§ WHAT THE TASK ASKS
From the entries below, extract every line that includes the word "icon".

[EXERCISE DATA Boundary: Start]

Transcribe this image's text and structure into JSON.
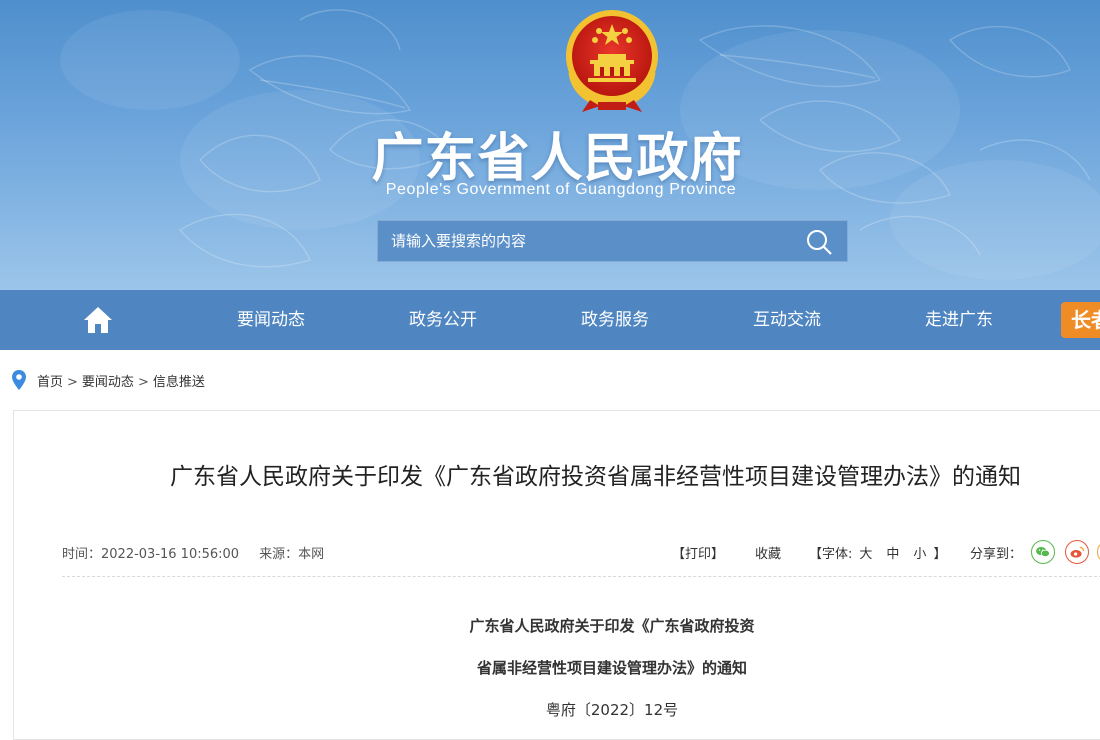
{
  "header": {
    "title": "广东省人民政府",
    "subtitle": "People's Government of Guangdong Province",
    "emblem_icon": "national-emblem-icon",
    "search": {
      "placeholder": "请输入要搜索的内容",
      "icon": "search-icon"
    }
  },
  "nav": {
    "home_icon": "home-icon",
    "items": [
      {
        "label": "要闻动态"
      },
      {
        "label": "政务公开"
      },
      {
        "label": "政务服务"
      },
      {
        "label": "互动交流"
      },
      {
        "label": "走进广东"
      }
    ],
    "badge": "长者"
  },
  "breadcrumb": {
    "icon": "location-pin-icon",
    "items": [
      "首页",
      "要闻动态",
      "信息推送"
    ],
    "separator": ">"
  },
  "article": {
    "title": "广东省人民政府关于印发《广东省政府投资省属非经营性项目建设管理办法》的通知",
    "time": "时间：2022-03-16 10:56:00",
    "source": "来源：本网",
    "print": "【打印】",
    "favorite": "收藏",
    "font_label": "【字体:",
    "font_sizes": [
      "大",
      "中",
      "小"
    ],
    "font_close": "】",
    "share_label": "分享到：",
    "doc_heading_line1": "广东省人民政府关于印发《广东省政府投资",
    "doc_heading_line2": "省属非经营性项目建设管理办法》的通知",
    "doc_number": "粤府〔2022〕12号"
  },
  "colors": {
    "nav_bg": "#4f86c1",
    "badge_bg": "#f08c26",
    "wechat": "#52b94a",
    "weibo": "#e6553a",
    "pin": "#3b8be0"
  }
}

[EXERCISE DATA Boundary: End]

§ WRITTEN SOLUTION
    "emblem_icon": "national-emblem-icon",
      "icon": "search-icon"
    "home_icon": "home-icon",
    "icon": "location-pin-icon",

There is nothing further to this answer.